━━━ Material supplied

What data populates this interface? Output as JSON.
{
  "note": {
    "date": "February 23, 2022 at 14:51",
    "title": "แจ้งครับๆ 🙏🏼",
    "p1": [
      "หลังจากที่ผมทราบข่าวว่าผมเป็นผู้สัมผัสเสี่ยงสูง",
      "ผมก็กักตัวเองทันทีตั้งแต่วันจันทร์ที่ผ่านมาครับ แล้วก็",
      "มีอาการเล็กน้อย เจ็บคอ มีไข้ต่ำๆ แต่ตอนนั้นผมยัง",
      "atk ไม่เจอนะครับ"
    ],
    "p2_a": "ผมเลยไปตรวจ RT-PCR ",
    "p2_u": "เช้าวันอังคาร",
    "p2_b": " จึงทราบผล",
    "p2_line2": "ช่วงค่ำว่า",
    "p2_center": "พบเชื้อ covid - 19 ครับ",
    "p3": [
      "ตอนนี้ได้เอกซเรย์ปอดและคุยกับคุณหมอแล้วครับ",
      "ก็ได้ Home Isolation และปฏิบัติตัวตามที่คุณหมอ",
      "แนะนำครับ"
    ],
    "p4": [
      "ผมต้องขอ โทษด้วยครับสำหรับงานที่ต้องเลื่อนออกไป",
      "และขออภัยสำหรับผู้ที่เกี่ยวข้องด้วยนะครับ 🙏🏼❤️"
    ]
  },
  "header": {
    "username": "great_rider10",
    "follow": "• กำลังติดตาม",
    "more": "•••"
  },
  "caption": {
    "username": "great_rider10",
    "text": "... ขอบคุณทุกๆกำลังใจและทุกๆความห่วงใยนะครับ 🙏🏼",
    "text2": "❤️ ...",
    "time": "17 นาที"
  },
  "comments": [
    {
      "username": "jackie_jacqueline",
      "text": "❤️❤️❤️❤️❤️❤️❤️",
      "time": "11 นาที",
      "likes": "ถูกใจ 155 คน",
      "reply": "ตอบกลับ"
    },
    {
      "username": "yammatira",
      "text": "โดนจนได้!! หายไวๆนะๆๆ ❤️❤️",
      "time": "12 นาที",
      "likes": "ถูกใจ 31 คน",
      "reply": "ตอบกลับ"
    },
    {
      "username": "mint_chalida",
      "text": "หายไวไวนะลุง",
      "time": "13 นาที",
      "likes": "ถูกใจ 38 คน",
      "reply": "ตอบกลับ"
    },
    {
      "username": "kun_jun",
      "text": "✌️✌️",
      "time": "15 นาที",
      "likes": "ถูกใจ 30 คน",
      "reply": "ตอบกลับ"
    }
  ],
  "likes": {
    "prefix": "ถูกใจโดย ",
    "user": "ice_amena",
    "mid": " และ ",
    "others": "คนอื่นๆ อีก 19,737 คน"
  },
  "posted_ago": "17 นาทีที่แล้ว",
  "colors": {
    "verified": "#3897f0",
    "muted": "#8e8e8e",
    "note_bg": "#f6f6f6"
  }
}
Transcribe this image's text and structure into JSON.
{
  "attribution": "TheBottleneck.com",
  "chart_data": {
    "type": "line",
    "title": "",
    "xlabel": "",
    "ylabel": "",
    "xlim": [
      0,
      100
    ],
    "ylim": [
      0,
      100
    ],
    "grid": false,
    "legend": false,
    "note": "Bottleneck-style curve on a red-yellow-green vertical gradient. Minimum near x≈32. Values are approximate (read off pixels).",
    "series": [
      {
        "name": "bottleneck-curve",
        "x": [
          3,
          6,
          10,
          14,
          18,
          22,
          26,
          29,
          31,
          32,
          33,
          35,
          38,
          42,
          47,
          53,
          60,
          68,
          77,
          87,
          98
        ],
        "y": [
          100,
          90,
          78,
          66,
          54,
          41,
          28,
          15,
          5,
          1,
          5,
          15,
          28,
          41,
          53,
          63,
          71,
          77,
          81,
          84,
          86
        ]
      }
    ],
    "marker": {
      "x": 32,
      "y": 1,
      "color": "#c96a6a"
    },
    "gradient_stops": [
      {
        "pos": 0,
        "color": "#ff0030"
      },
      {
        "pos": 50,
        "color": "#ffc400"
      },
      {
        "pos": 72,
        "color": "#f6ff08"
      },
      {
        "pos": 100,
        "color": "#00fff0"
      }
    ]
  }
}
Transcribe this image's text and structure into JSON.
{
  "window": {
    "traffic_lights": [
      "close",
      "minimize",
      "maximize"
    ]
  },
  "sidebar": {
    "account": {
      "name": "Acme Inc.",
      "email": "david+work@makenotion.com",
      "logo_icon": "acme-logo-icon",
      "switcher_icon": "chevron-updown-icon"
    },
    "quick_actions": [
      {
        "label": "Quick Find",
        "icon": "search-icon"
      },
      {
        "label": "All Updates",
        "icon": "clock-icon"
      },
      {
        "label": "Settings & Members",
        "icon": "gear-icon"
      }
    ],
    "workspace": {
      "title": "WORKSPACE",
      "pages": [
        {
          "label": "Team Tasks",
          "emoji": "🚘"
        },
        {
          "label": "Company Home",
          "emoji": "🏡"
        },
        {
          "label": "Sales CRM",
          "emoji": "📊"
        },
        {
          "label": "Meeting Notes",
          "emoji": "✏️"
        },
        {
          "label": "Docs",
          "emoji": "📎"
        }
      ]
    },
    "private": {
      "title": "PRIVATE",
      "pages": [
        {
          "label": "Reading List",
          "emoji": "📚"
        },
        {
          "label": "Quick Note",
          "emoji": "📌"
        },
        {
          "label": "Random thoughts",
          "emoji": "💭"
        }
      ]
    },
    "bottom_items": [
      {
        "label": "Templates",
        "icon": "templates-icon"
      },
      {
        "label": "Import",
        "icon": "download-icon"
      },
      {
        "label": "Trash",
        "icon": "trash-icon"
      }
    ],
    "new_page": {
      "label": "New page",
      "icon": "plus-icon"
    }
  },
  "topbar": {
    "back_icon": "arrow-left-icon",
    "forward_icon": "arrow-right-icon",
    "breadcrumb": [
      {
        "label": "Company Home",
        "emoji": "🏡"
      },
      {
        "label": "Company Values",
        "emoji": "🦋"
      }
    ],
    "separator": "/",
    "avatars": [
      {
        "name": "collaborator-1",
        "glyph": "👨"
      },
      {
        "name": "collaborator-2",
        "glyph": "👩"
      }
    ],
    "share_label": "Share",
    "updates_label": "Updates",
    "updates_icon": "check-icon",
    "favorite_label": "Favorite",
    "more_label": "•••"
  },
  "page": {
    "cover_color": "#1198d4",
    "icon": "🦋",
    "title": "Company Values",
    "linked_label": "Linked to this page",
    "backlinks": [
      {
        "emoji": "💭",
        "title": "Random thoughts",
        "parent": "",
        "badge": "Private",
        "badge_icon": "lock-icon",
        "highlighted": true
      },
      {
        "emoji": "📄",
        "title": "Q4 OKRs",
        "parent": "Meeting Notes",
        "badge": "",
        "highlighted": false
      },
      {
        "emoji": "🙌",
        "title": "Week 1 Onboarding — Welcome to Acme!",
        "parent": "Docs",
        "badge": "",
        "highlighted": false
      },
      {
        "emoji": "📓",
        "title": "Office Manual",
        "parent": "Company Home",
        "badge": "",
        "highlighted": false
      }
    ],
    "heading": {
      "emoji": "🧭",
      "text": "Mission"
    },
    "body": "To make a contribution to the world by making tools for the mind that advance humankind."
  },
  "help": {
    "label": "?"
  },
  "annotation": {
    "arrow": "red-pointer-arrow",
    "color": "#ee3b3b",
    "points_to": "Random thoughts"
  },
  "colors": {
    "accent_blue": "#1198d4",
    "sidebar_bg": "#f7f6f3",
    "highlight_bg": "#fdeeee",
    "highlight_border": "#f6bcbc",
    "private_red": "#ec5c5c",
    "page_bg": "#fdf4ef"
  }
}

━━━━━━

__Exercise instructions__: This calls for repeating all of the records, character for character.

__Task response__:
What data populates this interface? Output as JSON.
{
  "note": {
    "date": "February 23, 2022 at 14:51",
    "title": "แจ้งครับๆ 🙏🏼",
    "p1": [
      "หลังจากที่ผมทราบข่าวว่าผมเป็นผู้สัมผัสเสี่ยงสูง",
      "ผมก็กักตัวเองทันทีตั้งแต่วันจันทร์ที่ผ่านมาครับ แล้วก็",
      "มีอาการเล็กน้อย เจ็บคอ มีไข้ต่ำๆ แต่ตอนนั้นผมยัง",
      "atk ไม่เจอนะครับ"
    ],
    "p2_a": "ผมเลยไปตรวจ RT-PCR ",
    "p2_u": "เช้าวันอังคาร",
    "p2_b": " จึงทราบผล",
    "p2_line2": "ช่วงค่ำว่า",
    "p2_center": "พบเชื้อ covid - 19 ครับ",
    "p3": [
      "ตอนนี้ได้เอกซเรย์ปอดและคุยกับคุณหมอแล้วครับ",
      "ก็ได้ Home Isolation และปฏิบัติตัวตามที่คุณหมอ",
      "แนะนำครับ"
    ],
    "p4": [
      "ผมต้องขอ โทษด้วยครับสำหรับงานที่ต้องเลื่อนออกไป",
      "และขออภัยสำหรับผู้ที่เกี่ยวข้องด้วยนะครับ 🙏🏼❤️"
    ]
  },
  "header": {
    "username": "great_rider10",
    "follow": "• กำลังติดตาม",
    "more": "•••"
  },
  "caption": {
    "username": "great_rider10",
    "text": "... ขอบคุณทุกๆกำลังใจและทุกๆความห่วงใยนะครับ 🙏🏼",
    "text2": "❤️ ...",
    "time": "17 นาที"
  },
  "comments": [
    {
      "username": "jackie_jacqueline",
      "text": "❤️❤️❤️❤️❤️❤️❤️",
      "time": "11 นาที",
      "likes": "ถูกใจ 155 คน",
      "reply": "ตอบกลับ"
    },
    {
      "username": "yammatira",
      "text": "โดนจนได้!! หายไวๆนะๆๆ ❤️❤️",
      "time": "12 นาที",
      "likes": "ถูกใจ 31 คน",
      "reply": "ตอบกลับ"
    },
    {
      "username": "mint_chalida",
      "text": "หายไวไวนะลุง",
      "time": "13 นาที",
      "likes": "ถูกใจ 38 คน",
      "reply": "ตอบกลับ"
    },
    {
      "username": "kun_jun",
      "text": "✌️✌️",
      "time": "15 นาที",
      "likes": "ถูกใจ 30 คน",
      "reply": "ตอบกลับ"
    }
  ],
  "likes": {
    "prefix": "ถูกใจโดย ",
    "user": "ice_amena",
    "mid": " และ ",
    "others": "คนอื่นๆ อีก 19,737 คน"
  },
  "posted_ago": "17 นาทีที่แล้ว",
  "colors": {
    "verified": "#3897f0",
    "muted": "#8e8e8e",
    "note_bg": "#f6f6f6"
  }
}
Transcribe this image's text and structure into JSON.
{
  "attribution": "TheBottleneck.com",
  "chart_data": {
    "type": "line",
    "title": "",
    "xlabel": "",
    "ylabel": "",
    "xlim": [
      0,
      100
    ],
    "ylim": [
      0,
      100
    ],
    "grid": false,
    "legend": false,
    "note": "Bottleneck-style curve on a red-yellow-green vertical gradient. Minimum near x≈32. Values are approximate (read off pixels).",
    "series": [
      {
        "name": "bottleneck-curve",
        "x": [
          3,
          6,
          10,
          14,
          18,
          22,
          26,
          29,
          31,
          32,
          33,
          35,
          38,
          42,
          47,
          53,
          60,
          68,
          77,
          87,
          98
        ],
        "y": [
          100,
          90,
          78,
          66,
          54,
          41,
          28,
          15,
          5,
          1,
          5,
          15,
          28,
          41,
          53,
          63,
          71,
          77,
          81,
          84,
          86
        ]
      }
    ],
    "marker": {
      "x": 32,
      "y": 1,
      "color": "#c96a6a"
    },
    "gradient_stops": [
      {
        "pos": 0,
        "color": "#ff0030"
      },
      {
        "pos": 50,
        "color": "#ffc400"
      },
      {
        "pos": 72,
        "color": "#f6ff08"
      },
      {
        "pos": 100,
        "color": "#00fff0"
      }
    ]
  }
}
Transcribe this image's text and structure into JSON.
{
  "window": {
    "traffic_lights": [
      "close",
      "minimize",
      "maximize"
    ]
  },
  "sidebar": {
    "account": {
      "name": "Acme Inc.",
      "email": "david+work@makenotion.com",
      "logo_icon": "acme-logo-icon",
      "switcher_icon": "chevron-updown-icon"
    },
    "quick_actions": [
      {
        "label": "Quick Find",
        "icon": "search-icon"
      },
      {
        "label": "All Updates",
        "icon": "clock-icon"
      },
      {
        "label": "Settings & Members",
        "icon": "gear-icon"
      }
    ],
    "workspace": {
      "title": "WORKSPACE",
      "pages": [
        {
          "label": "Team Tasks",
          "emoji": "🚘"
        },
        {
          "label": "Company Home",
          "emoji": "🏡"
        },
        {
          "label": "Sales CRM",
          "emoji": "📊"
        },
        {
          "label": "Meeting Notes",
          "emoji": "✏️"
        },
        {
          "label": "Docs",
          "emoji": "📎"
        }
      ]
    },
    "private": {
      "title": "PRIVATE",
      "pages": [
        {
          "label": "Reading List",
          "emoji": "📚"
        },
        {
          "label": "Quick Note",
          "emoji": "📌"
        },
        {
          "label": "Random thoughts",
          "emoji": "💭"
        }
      ]
    },
    "bottom_items": [
      {
        "label": "Templates",
        "icon": "templates-icon"
      },
      {
        "label": "Import",
        "icon": "download-icon"
      },
      {
        "label": "Trash",
        "icon": "trash-icon"
      }
    ],
    "new_page": {
      "label": "New page",
      "icon": "plus-icon"
    }
  },
  "topbar": {
    "back_icon": "arrow-left-icon",
    "forward_icon": "arrow-right-icon",
    "breadcrumb": [
      {
        "label": "Company Home",
        "emoji": "🏡"
      },
      {
        "label": "Company Values",
        "emoji": "🦋"
      }
    ],
    "separator": "/",
    "avatars": [
      {
        "name": "collaborator-1",
        "glyph": "👨"
      },
      {
        "name": "collaborator-2",
        "glyph": "👩"
      }
    ],
    "share_label": "Share",
    "updates_label": "Updates",
    "updates_icon": "check-icon",
    "favorite_label": "Favorite",
    "more_label": "•••"
  },
  "page": {
    "cover_color": "#1198d4",
    "icon": "🦋",
    "title": "Company Values",
    "linked_label": "Linked to this page",
    "backlinks": [
      {
        "emoji": "💭",
        "title": "Random thoughts",
        "parent": "",
        "badge": "Private",
        "badge_icon": "lock-icon",
        "highlighted": true
      },
      {
        "emoji": "📄",
        "title": "Q4 OKRs",
        "parent": "Meeting Notes",
        "badge": "",
        "highlighted": false
      },
      {
        "emoji": "🙌",
        "title": "Week 1 Onboarding — Welcome to Acme!",
        "parent": "Docs",
        "badge": "",
        "highlighted": false
      },
      {
        "emoji": "📓",
        "title": "Office Manual",
        "parent": "Company Home",
        "badge": "",
        "highlighted": false
      }
    ],
    "heading": {
      "emoji": "🧭",
      "text": "Mission"
    },
    "body": "To make a contribution to the world by making tools for the mind that advance humankind."
  },
  "help": {
    "label": "?"
  },
  "annotation": {
    "arrow": "red-pointer-arrow",
    "color": "#ee3b3b",
    "points_to": "Random thoughts"
  },
  "colors": {
    "accent_blue": "#1198d4",
    "sidebar_bg": "#f7f6f3",
    "highlight_bg": "#fdeeee",
    "highlight_border": "#f6bcbc",
    "private_red": "#ec5c5c",
    "page_bg": "#fdf4ef"
  }
}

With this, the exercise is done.